An appeal was subsequently lodged with the Court of Justice and it today ruled in Apple's favour, showing that it is not only copyrighted logos or brand names that are enforceable.
"The Court concludes that the representation of the layout of a retail store, by a design alone, without indicating the size or the proportions, may be registered as a trade mark for services, which, although relating to goods, do not form an integral part of their offer for sales," the CoJ said.
This is on the condition that Apple's trademark blueprint "is capable of distinguishing" between its goods and those from other retailers.
Apple is as fiercely protective over its own stores, and those set up by its shrinking legion of Apple Premium resellers, as it is the product sold in those retail arenas.
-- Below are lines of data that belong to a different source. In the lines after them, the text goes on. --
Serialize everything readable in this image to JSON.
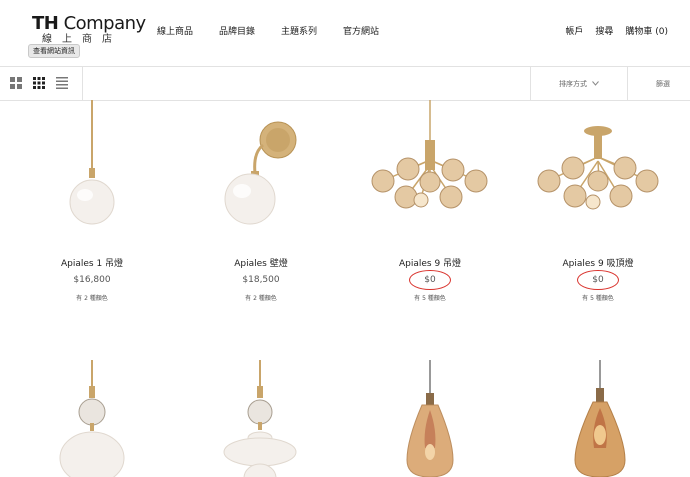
{
  "logo": {
    "main_bold": "TH",
    "main_rest": " Company",
    "sub": "線上商店",
    "tooltip": "查看網站資訊"
  },
  "nav": [
    "線上商品",
    "品牌目錄",
    "主題系列",
    "官方網站"
  ],
  "util": [
    "帳戶",
    "搜尋",
    "購物車 (0)"
  ],
  "toolbar": {
    "sort_label": "排序方式",
    "filter_label": "篩選"
  },
  "products": [
    {
      "name": "Apiales 1 吊燈",
      "price": "$16,800",
      "colors": "有 2 種顏色"
    },
    {
      "name": "Apiales 壁燈",
      "price": "$18,500",
      "colors": "有 2 種顏色"
    },
    {
      "name": "Apiales 9 吊燈",
      "price": "$0",
      "colors": "有 5 種顏色"
    },
    {
      "name": "Apiales 9 吸頂燈",
      "price": "$0",
      "colors": "有 5 種顏色"
    }
  ],
  "colors": {
    "brass": "#c9a56a",
    "highlight_circle": "#d9312b",
    "amber_glass": "#d9a46c"
  }
}
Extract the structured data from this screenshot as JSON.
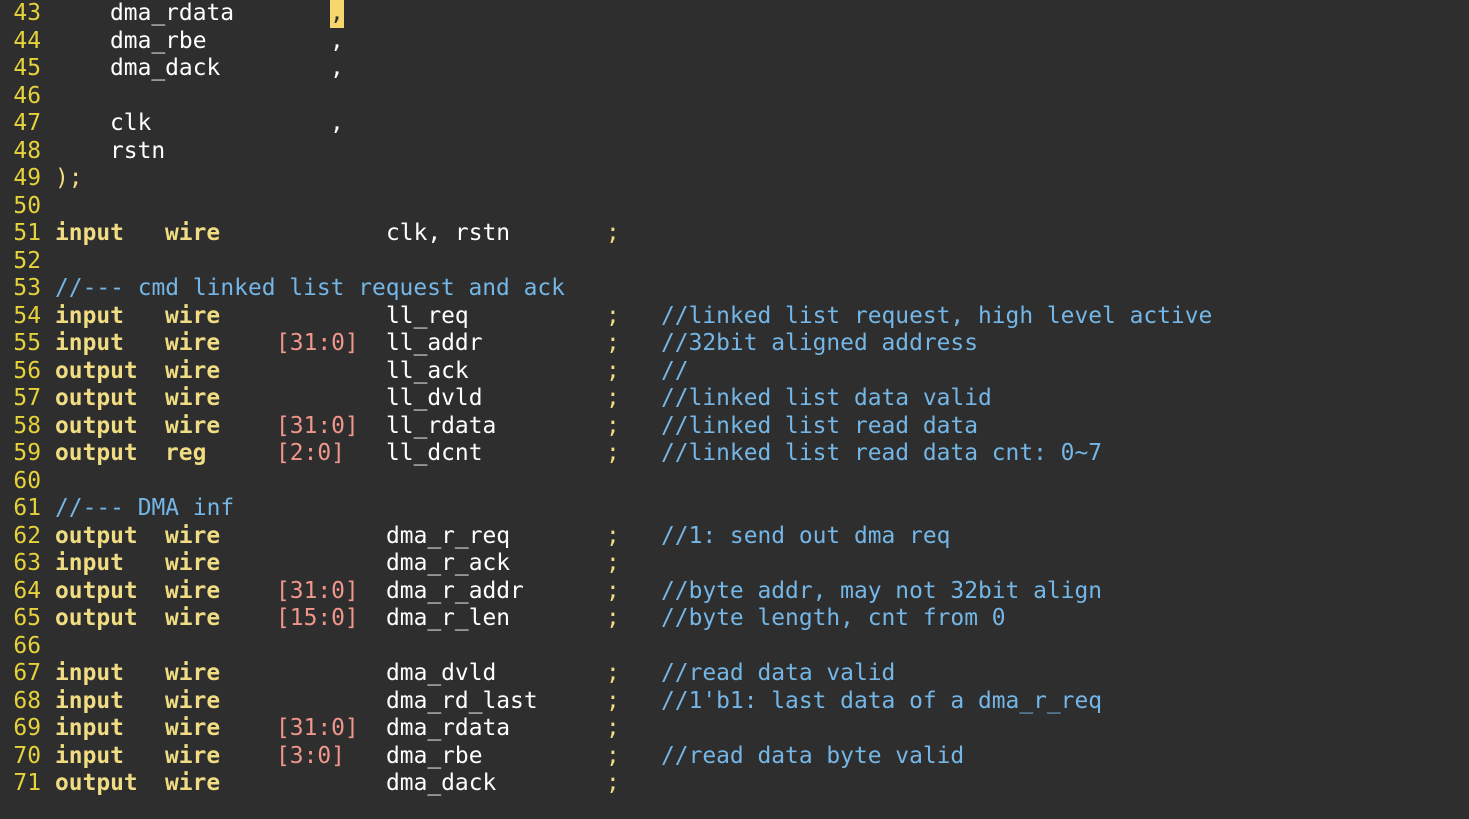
{
  "editor": {
    "lines": [
      {
        "num": "43",
        "indent_ident": "dma_rdata",
        "comma": ",",
        "cursor": true
      },
      {
        "num": "44",
        "indent_ident": "dma_rbe",
        "comma": ","
      },
      {
        "num": "45",
        "indent_ident": "dma_dack",
        "comma": ","
      },
      {
        "num": "46"
      },
      {
        "num": "47",
        "indent_ident": "clk",
        "comma": ","
      },
      {
        "num": "48",
        "indent_ident": "rstn"
      },
      {
        "num": "49",
        "text": ");"
      },
      {
        "num": "50"
      },
      {
        "num": "51",
        "dir": "input",
        "type": "wire",
        "name": "clk, rstn",
        "semi": ";"
      },
      {
        "num": "52"
      },
      {
        "num": "53",
        "comment_full": "//--- cmd linked list request and ack"
      },
      {
        "num": "54",
        "dir": "input",
        "type": "wire",
        "name": "ll_req",
        "semi": ";",
        "comment": "//linked list request, high level active"
      },
      {
        "num": "55",
        "dir": "input",
        "type": "wire",
        "range": "[31:0]",
        "name": "ll_addr",
        "semi": ";",
        "comment": "//32bit aligned address"
      },
      {
        "num": "56",
        "dir": "output",
        "type": "wire",
        "name": "ll_ack",
        "semi": ";",
        "comment": "//"
      },
      {
        "num": "57",
        "dir": "output",
        "type": "wire",
        "name": "ll_dvld",
        "semi": ";",
        "comment": "//linked list data valid"
      },
      {
        "num": "58",
        "dir": "output",
        "type": "wire",
        "range": "[31:0]",
        "name": "ll_rdata",
        "semi": ";",
        "comment": "//linked list read data"
      },
      {
        "num": "59",
        "dir": "output",
        "type": "reg",
        "range": "[2:0]",
        "name": "ll_dcnt",
        "semi": ";",
        "comment": "//linked list read data cnt: 0~7"
      },
      {
        "num": "60"
      },
      {
        "num": "61",
        "comment_full": "//--- DMA inf"
      },
      {
        "num": "62",
        "dir": "output",
        "type": "wire",
        "name": "dma_r_req",
        "semi": ";",
        "comment": "//1: send out dma req"
      },
      {
        "num": "63",
        "dir": "input",
        "type": "wire",
        "name": "dma_r_ack",
        "semi": ";"
      },
      {
        "num": "64",
        "dir": "output",
        "type": "wire",
        "range": "[31:0]",
        "name": "dma_r_addr",
        "semi": ";",
        "comment": "//byte addr, may not 32bit align"
      },
      {
        "num": "65",
        "dir": "output",
        "type": "wire",
        "range": "[15:0]",
        "name": "dma_r_len",
        "semi": ";",
        "comment": "//byte length, cnt from 0"
      },
      {
        "num": "66"
      },
      {
        "num": "67",
        "dir": "input",
        "type": "wire",
        "name": "dma_dvld",
        "semi": ";",
        "comment": "//read data valid"
      },
      {
        "num": "68",
        "dir": "input",
        "type": "wire",
        "name": "dma_rd_last",
        "semi": ";",
        "comment": "//1'b1: last data of a dma_r_req"
      },
      {
        "num": "69",
        "dir": "input",
        "type": "wire",
        "range": "[31:0]",
        "name": "dma_rdata",
        "semi": ";"
      },
      {
        "num": "70",
        "dir": "input",
        "type": "wire",
        "range": "[3:0]",
        "name": "dma_rbe",
        "semi": ";",
        "comment": "//read data byte valid"
      },
      {
        "num": "71",
        "dir": "output",
        "type": "wire",
        "name": "dma_dack",
        "semi": ";"
      }
    ]
  },
  "colors": {
    "background": "#2e2e2e",
    "line_number": "#e6d33b",
    "keyword": "#f0dc82",
    "range": "#f0968c",
    "comment": "#74b6e6",
    "identifier": "#ffffff",
    "cursor": "#f5d76e"
  }
}
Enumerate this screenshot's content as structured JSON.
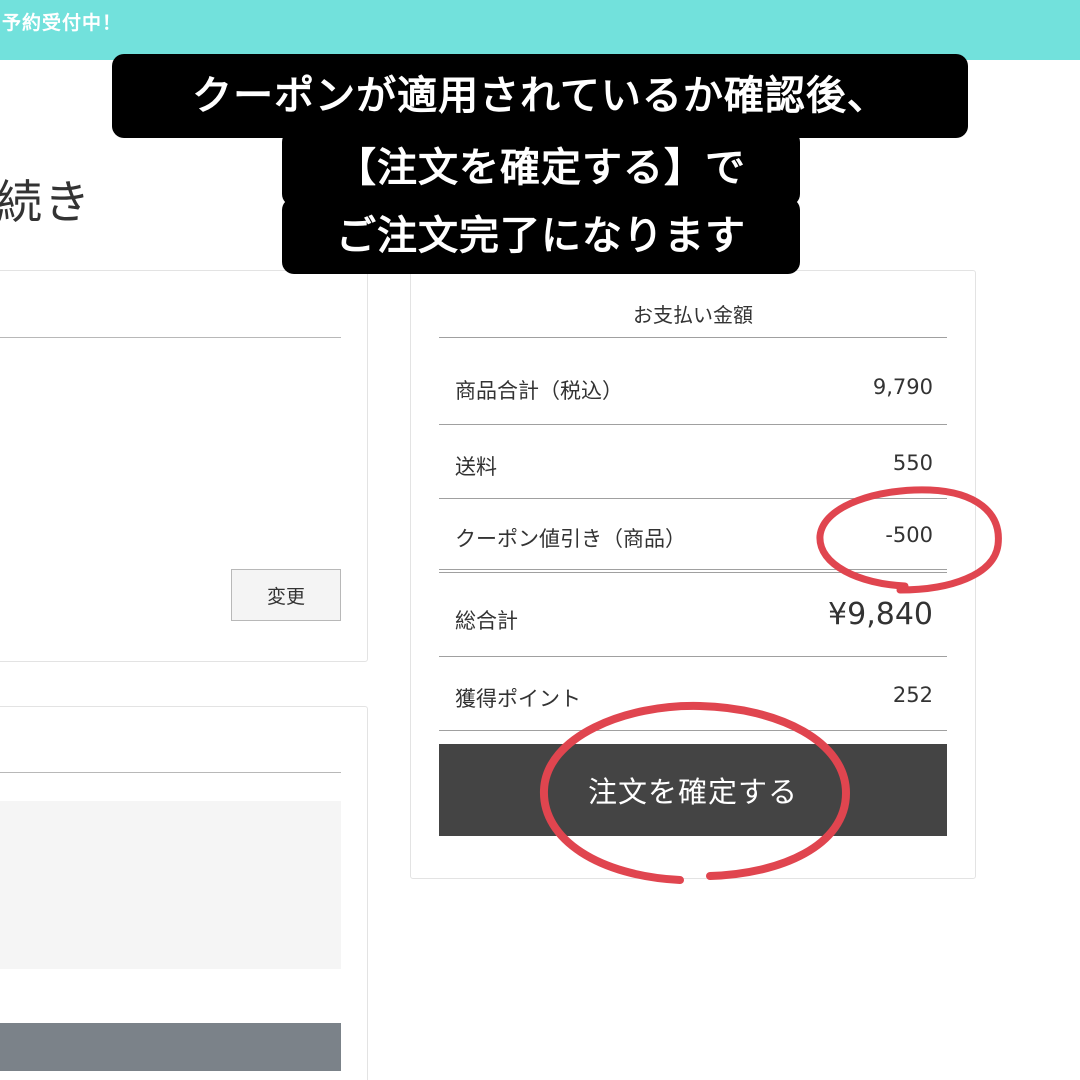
{
  "banner": {
    "text": "予約受付中！"
  },
  "page": {
    "heading": "続き"
  },
  "left": {
    "change_label": "変更"
  },
  "summary": {
    "title": "お支払い金額",
    "rows": [
      {
        "label": "商品合計（税込）",
        "value": "9,790"
      },
      {
        "label": "送料",
        "value": "550"
      },
      {
        "label": "クーポン値引き（商品）",
        "value": "-500"
      },
      {
        "label": "総合計",
        "value": "¥9,840"
      },
      {
        "label": "獲得ポイント",
        "value": "252"
      }
    ],
    "confirm_label": "注文を確定する"
  },
  "callout": {
    "line1": "クーポンが適用されているか確認後、",
    "line2": "【注文を確定する】で",
    "line3": "ご注文完了になります"
  },
  "colors": {
    "banner": "#72e1dc",
    "confirm_button": "#444444",
    "highlight_circle": "#e0454f",
    "callout_bg": "#000000"
  }
}
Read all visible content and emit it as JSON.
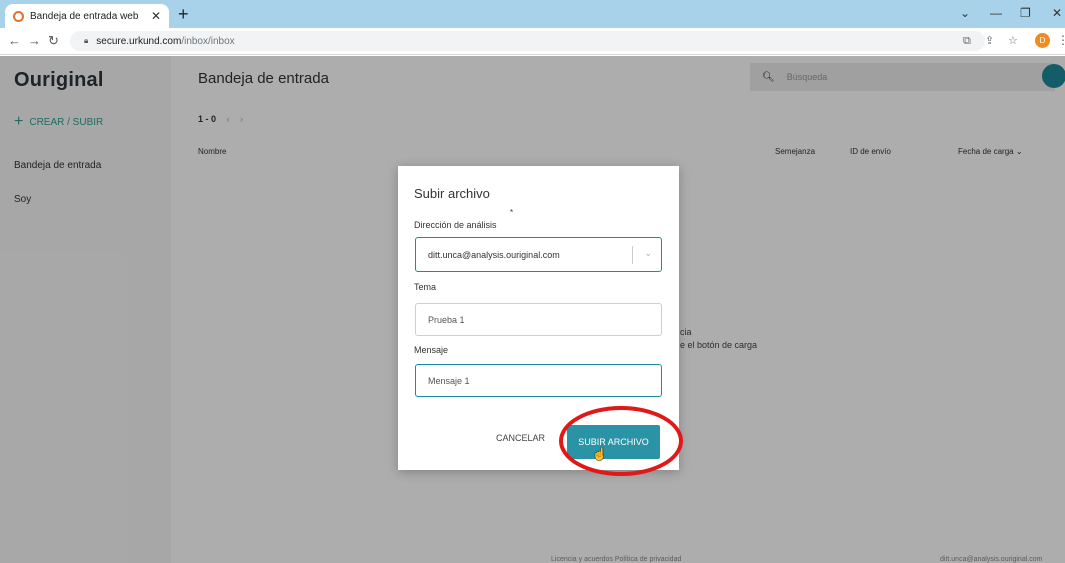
{
  "browser": {
    "tab_title": "Bandeja de entrada web",
    "url_host": "secure.urkund.com",
    "url_path": "/inbox/inbox",
    "profile_initial": "D"
  },
  "app": {
    "logo": "Ouriginal",
    "create_label": "CREAR / SUBIR",
    "sidebar": [
      "Bandeja de entrada",
      "Soy"
    ],
    "page_title": "Bandeja de entrada",
    "search_placeholder": "Búsqueda",
    "pager": "1 - 0",
    "columns": {
      "name": "Nombre",
      "similarity": "Semejanza",
      "submission_id": "ID de envío",
      "upload_date": "Fecha de carga"
    },
    "empty_line1": "cia",
    "empty_line2": "e el botón de carga",
    "footer_links": "Licencia y acuerdos   Política de privacidad",
    "footer_email": "ditt.unca@analysis.ouriginal.com"
  },
  "modal": {
    "title": "Subir archivo",
    "address_label": "Dirección de análisis",
    "address_value": "ditt.unca@analysis.ouriginal.com",
    "subject_label": "Tema",
    "subject_value": "Prueba 1",
    "message_label": "Mensaje",
    "message_value": "Mensaje 1",
    "cancel_label": "CANCELAR",
    "upload_label": "SUBIR ARCHIVO"
  },
  "colors": {
    "accent": "#2a93a6",
    "highlight": "#e01818",
    "tab_bar": "#a8d2ea"
  }
}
And understandably so.
Under the Version 2 refit programme, APRs were expected to cough upwards of £100,000 to update their shops with Corian countertops, Apple approved wooden flooring and furniture.
Some decided they could not justify the outlay on the layout and dropped their APR badge, the majority fell into line. ®